(Input for this task)
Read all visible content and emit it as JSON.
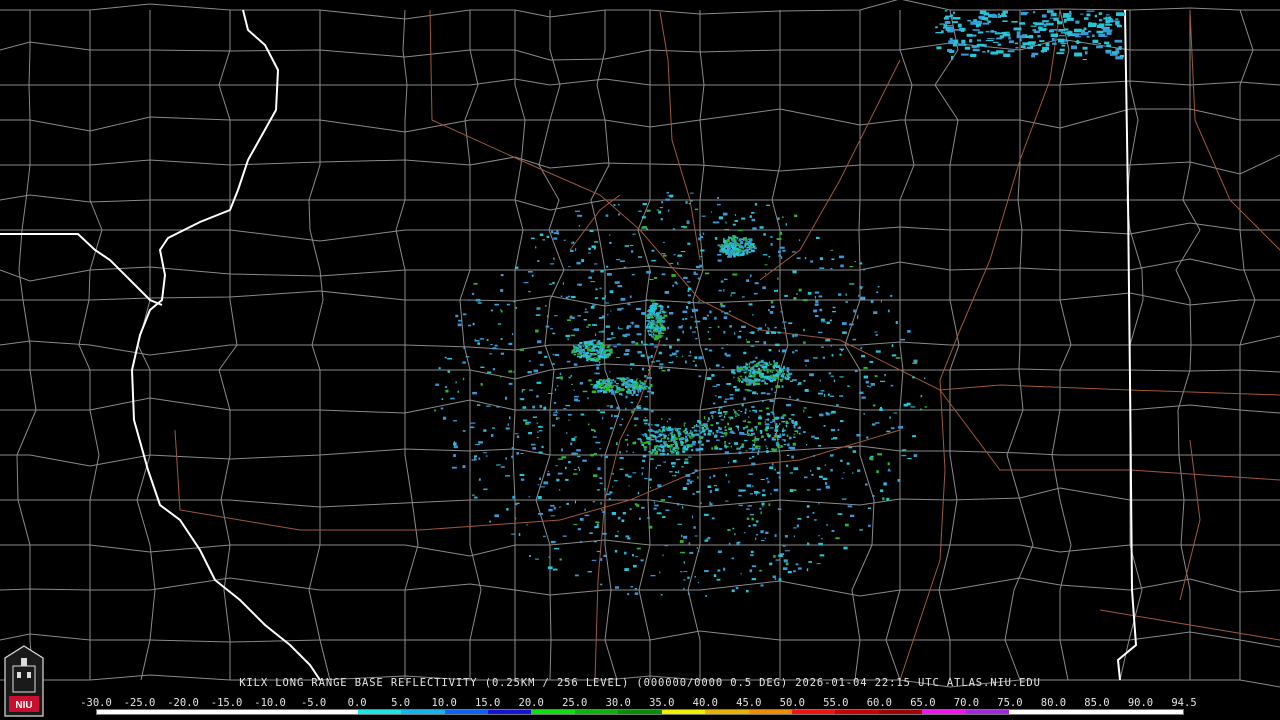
{
  "product_caption": "KILX LONG RANGE BASE REFLECTIVITY (0.25KM / 256 LEVEL) (000000/0000 0.5 DEG) 2026-01-04 22:15 UTC  ATLAS.NIU.EDU",
  "logo_text": "NIU",
  "color_scale": {
    "labels": [
      "-30.0",
      "-25.0",
      "-20.0",
      "-15.0",
      "-10.0",
      "-5.0",
      "0.0",
      "5.0",
      "10.0",
      "15.0",
      "20.0",
      "25.0",
      "30.0",
      "35.0",
      "40.0",
      "45.0",
      "50.0",
      "55.0",
      "60.0",
      "65.0",
      "70.0",
      "75.0",
      "80.0",
      "85.0",
      "90.0",
      "94.5"
    ],
    "colors": [
      "#ffffff",
      "#ffffff",
      "#ffffff",
      "#ffffff",
      "#ffffff",
      "#ffffff",
      "#1ee6e6",
      "#14b4f0",
      "#0a64f0",
      "#1414d2",
      "#10dc10",
      "#0ab40a",
      "#088c08",
      "#f0f000",
      "#e6b400",
      "#f08c00",
      "#f01414",
      "#c80000",
      "#a00000",
      "#f014f0",
      "#a028dc",
      "#ffffff",
      "#ffffff",
      "#ffffff",
      "#ffffff"
    ]
  },
  "colors": {
    "background": "#000000",
    "county_lines": "#8a8a8a",
    "state_lines": "#ffffff",
    "highways": "#a0583a",
    "echo_light": "#3a9ad8",
    "echo_mid": "#26c6d8",
    "echo_strong": "#2fb62f"
  }
}
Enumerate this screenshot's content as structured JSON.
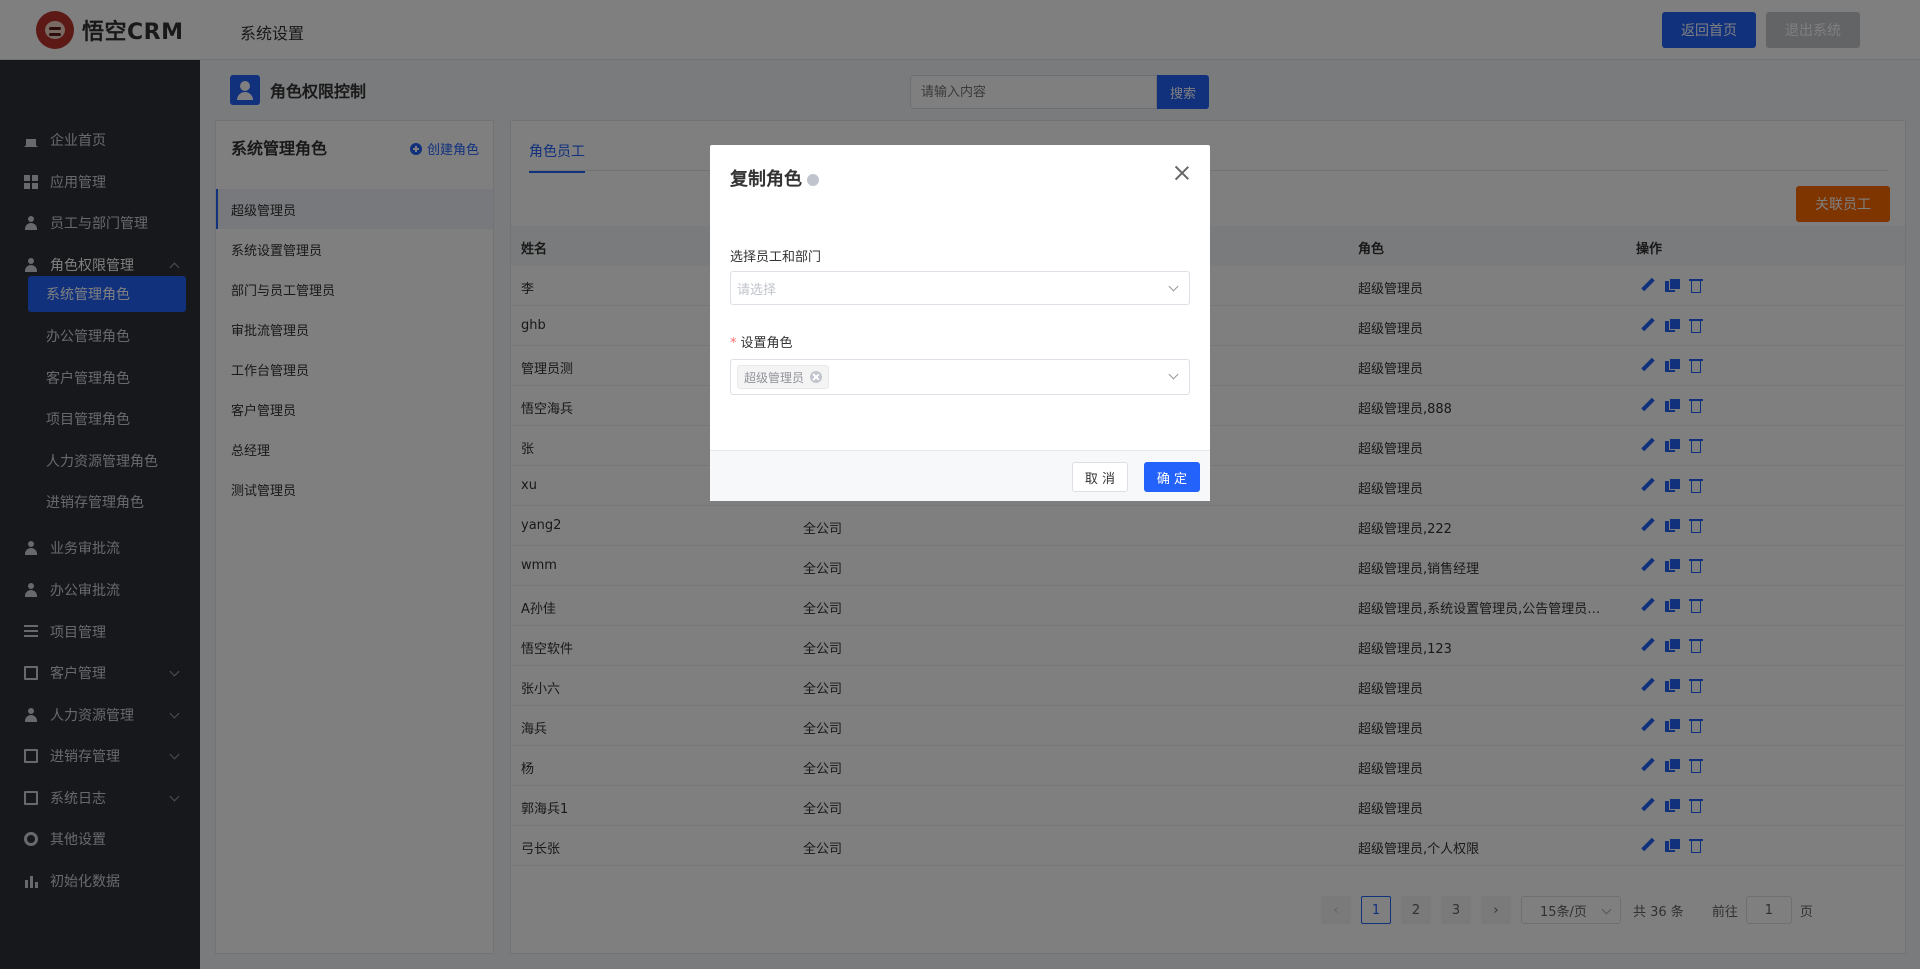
{
  "header": {
    "logo_text": "悟空CRM",
    "title": "系统设置",
    "home_button": "返回首页",
    "logout_button": "退出系统"
  },
  "sidebar": {
    "items": [
      {
        "label": "企业首页",
        "icon": "home-icon"
      },
      {
        "label": "应用管理",
        "icon": "grid-icon"
      },
      {
        "label": "员工与部门管理",
        "icon": "users-icon"
      },
      {
        "label": "角色权限管理",
        "icon": "user-icon"
      }
    ],
    "sub_items": [
      "系统管理角色",
      "办公管理角色",
      "客户管理角色",
      "项目管理角色",
      "人力资源管理角色",
      "进销存管理角色"
    ],
    "lower_items": [
      {
        "label": "业务审批流",
        "icon": "user-icon"
      },
      {
        "label": "办公审批流",
        "icon": "user-icon"
      },
      {
        "label": "项目管理",
        "icon": "list-icon"
      },
      {
        "label": "客户管理",
        "icon": "doc-icon"
      },
      {
        "label": "人力资源管理",
        "icon": "users-icon"
      },
      {
        "label": "进销存管理",
        "icon": "doc-icon"
      },
      {
        "label": "系统日志",
        "icon": "doc-icon"
      },
      {
        "label": "其他设置",
        "icon": "gear-icon"
      },
      {
        "label": "初始化数据",
        "icon": "bars-icon"
      }
    ]
  },
  "page": {
    "title": "角色权限控制",
    "search_placeholder": "请输入内容",
    "search_button": "搜索"
  },
  "roles_panel": {
    "title": "系统管理角色",
    "create_button": "创建角色",
    "roles": [
      "超级管理员",
      "系统设置管理员",
      "部门与员工管理员",
      "审批流管理员",
      "工作台管理员",
      "客户管理员",
      "总经理",
      "测试管理员"
    ]
  },
  "main": {
    "tab": "角色员工",
    "link_button": "关联员工",
    "columns": {
      "name": "姓名",
      "role": "角色",
      "ops": "操作"
    },
    "rows": [
      {
        "name": "李",
        "dept": "",
        "role": "超级管理员"
      },
      {
        "name": "ghb",
        "dept": "",
        "role": "超级管理员"
      },
      {
        "name": "管理员测",
        "dept": "",
        "role": "超级管理员"
      },
      {
        "name": "悟空海兵",
        "dept": "",
        "role": "超级管理员,888"
      },
      {
        "name": "张",
        "dept": "",
        "role": "超级管理员"
      },
      {
        "name": "xu",
        "dept": "",
        "role": "超级管理员"
      },
      {
        "name": "yang2",
        "dept": "全公司",
        "role": "超级管理员,222"
      },
      {
        "name": "wmm",
        "dept": "全公司",
        "role": "超级管理员,销售经理"
      },
      {
        "name": "A孙佳",
        "dept": "全公司",
        "role": "超级管理员,系统设置管理员,公告管理员,..."
      },
      {
        "name": "悟空软件",
        "dept": "全公司",
        "role": "超级管理员,123"
      },
      {
        "name": "张小六",
        "dept": "全公司",
        "role": "超级管理员"
      },
      {
        "name": "海兵",
        "dept": "全公司",
        "role": "超级管理员"
      },
      {
        "name": "杨",
        "dept": "全公司",
        "role": "超级管理员"
      },
      {
        "name": "郭海兵1",
        "dept": "全公司",
        "role": "超级管理员"
      },
      {
        "name": "弓长张",
        "dept": "全公司",
        "role": "超级管理员,个人权限"
      }
    ],
    "pagination": {
      "pages": [
        "1",
        "2",
        "3"
      ],
      "page_size": "15条/页",
      "total": "共 36 条",
      "goto_label": "前往",
      "goto_value": "1",
      "page_suffix": "页"
    }
  },
  "modal": {
    "title": "复制角色",
    "field1_label": "选择员工和部门",
    "field1_placeholder": "请选择",
    "field2_required": "*",
    "field2_label": "设置角色",
    "field2_tag": "超级管理员",
    "cancel": "取 消",
    "ok": "确 定"
  }
}
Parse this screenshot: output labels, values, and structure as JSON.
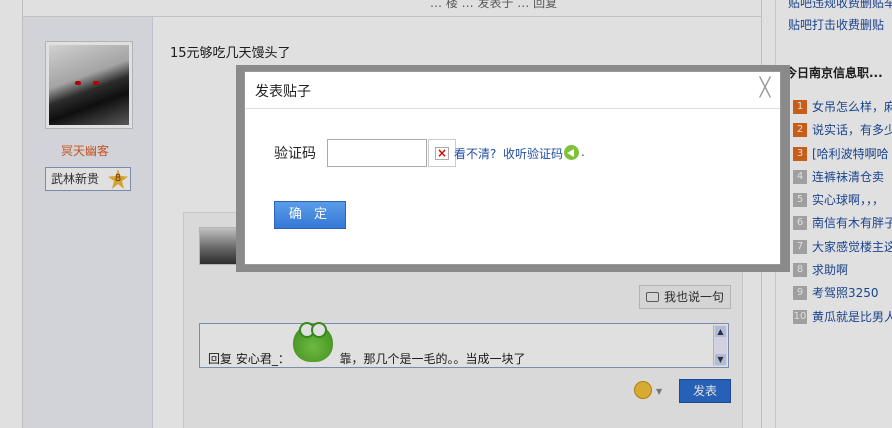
{
  "page": {
    "top_meta": "… 楼 … 发表于 … 回复",
    "post_content": "15元够吃几天馒头了"
  },
  "author": {
    "username": "冥天幽客",
    "rank_label": "武林新贵",
    "rank_level": "8"
  },
  "reply_section": {
    "say_button": "我也说一句",
    "reply_prefix": "回复 安心君_：",
    "reply_suffix": "靠，那几个是一毛的。。当成一块了",
    "send_button": "发表"
  },
  "sidebar": {
    "top_link": "贴吧违规收费删贴举报",
    "link": "贴吧打击收费删贴",
    "title": "今日南京信息职...",
    "items": [
      {
        "num": "1",
        "text": "女吊怎么样，麻"
      },
      {
        "num": "2",
        "text": "说实话，有多少"
      },
      {
        "num": "3",
        "text": "[哈利波特啊哈"
      },
      {
        "num": "4",
        "text": "连裤袜清仓卖"
      },
      {
        "num": "5",
        "text": "实心球啊，，，"
      },
      {
        "num": "6",
        "text": "南信有木有胖子"
      },
      {
        "num": "7",
        "text": "大家感觉楼主这"
      },
      {
        "num": "8",
        "text": "求助啊"
      },
      {
        "num": "9",
        "text": "考驾照3250"
      },
      {
        "num": "10",
        "text": "黄瓜就是比男人"
      }
    ]
  },
  "dialog": {
    "title": "发表贴子",
    "close_symbol": "╳",
    "captcha_label": "验证码",
    "captcha_value": "",
    "refresh_link": "看不清?",
    "listen_link": "收听验证码",
    "trailing_dot": ".",
    "confirm_button": "确 定"
  },
  "colors": {
    "accent": "#3578d6",
    "link": "#1f4ea0",
    "username": "#e0602a",
    "hot_rank": "#e46a1b"
  }
}
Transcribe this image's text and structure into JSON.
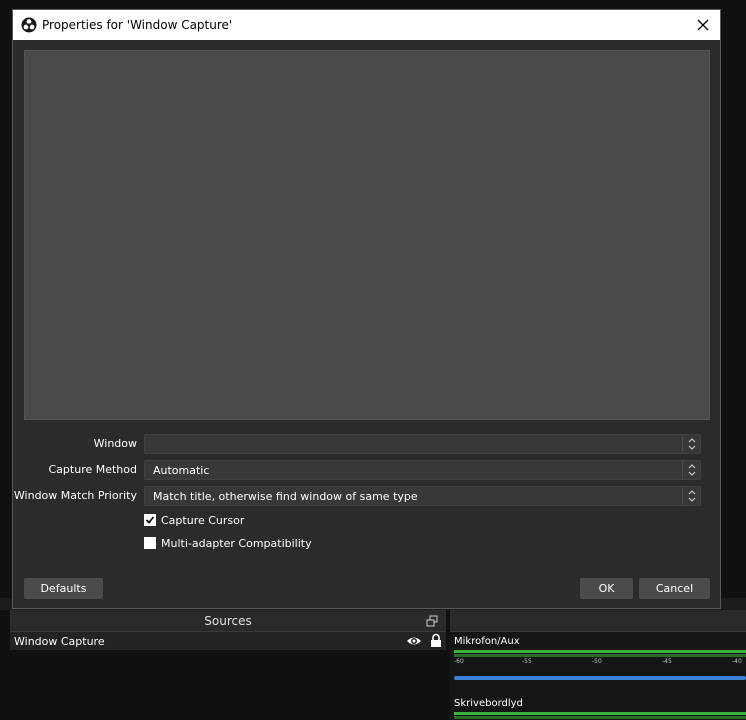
{
  "dialog": {
    "title": "Properties for 'Window Capture'",
    "app_icon": "obs-logo-icon",
    "close_icon": "close-icon",
    "fields": [
      {
        "label": "Window",
        "value": ""
      },
      {
        "label": "Capture Method",
        "value": "Automatic"
      },
      {
        "label": "Window Match Priority",
        "value": "Match title, otherwise find window of same type"
      }
    ],
    "checkboxes": [
      {
        "label": "Capture Cursor",
        "checked": true
      },
      {
        "label": "Multi-adapter Compatibility",
        "checked": false
      }
    ],
    "buttons": {
      "defaults": "Defaults",
      "ok": "OK",
      "cancel": "Cancel"
    }
  },
  "sources": {
    "title": "Sources",
    "items": [
      {
        "name": "Window Capture",
        "visible": true,
        "locked": true
      }
    ]
  },
  "mixer": {
    "tracks": [
      {
        "name": "Mikrofon/Aux",
        "ticks": [
          "-60",
          "-55",
          "-50",
          "-45",
          "-40"
        ]
      },
      {
        "name": "Skrivebordlyd"
      }
    ]
  },
  "colors": {
    "dialog_bg": "#2b2b2b",
    "preview_bg": "#4a4a4a",
    "input_bg": "#383838",
    "button_bg": "#4b4b4b",
    "meter_green": "#3cb13c",
    "volume_blue": "#3c82d8"
  }
}
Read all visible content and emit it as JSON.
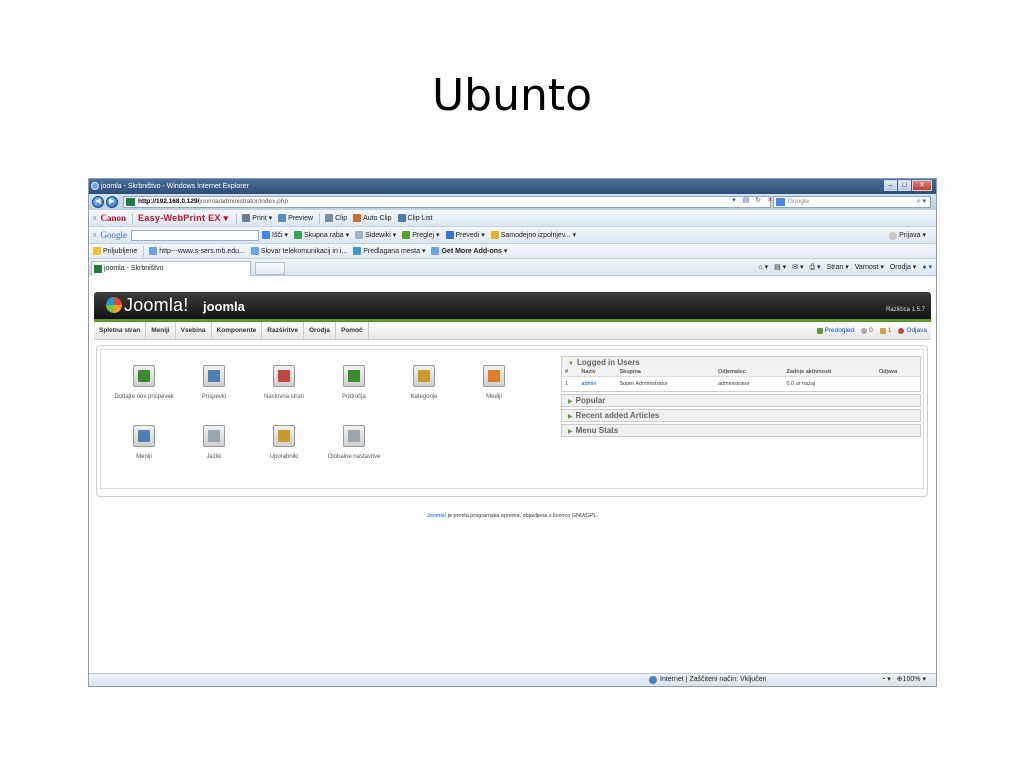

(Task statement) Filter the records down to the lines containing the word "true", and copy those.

(Response)
        "checked": true
        "visible": true,
        "locked": true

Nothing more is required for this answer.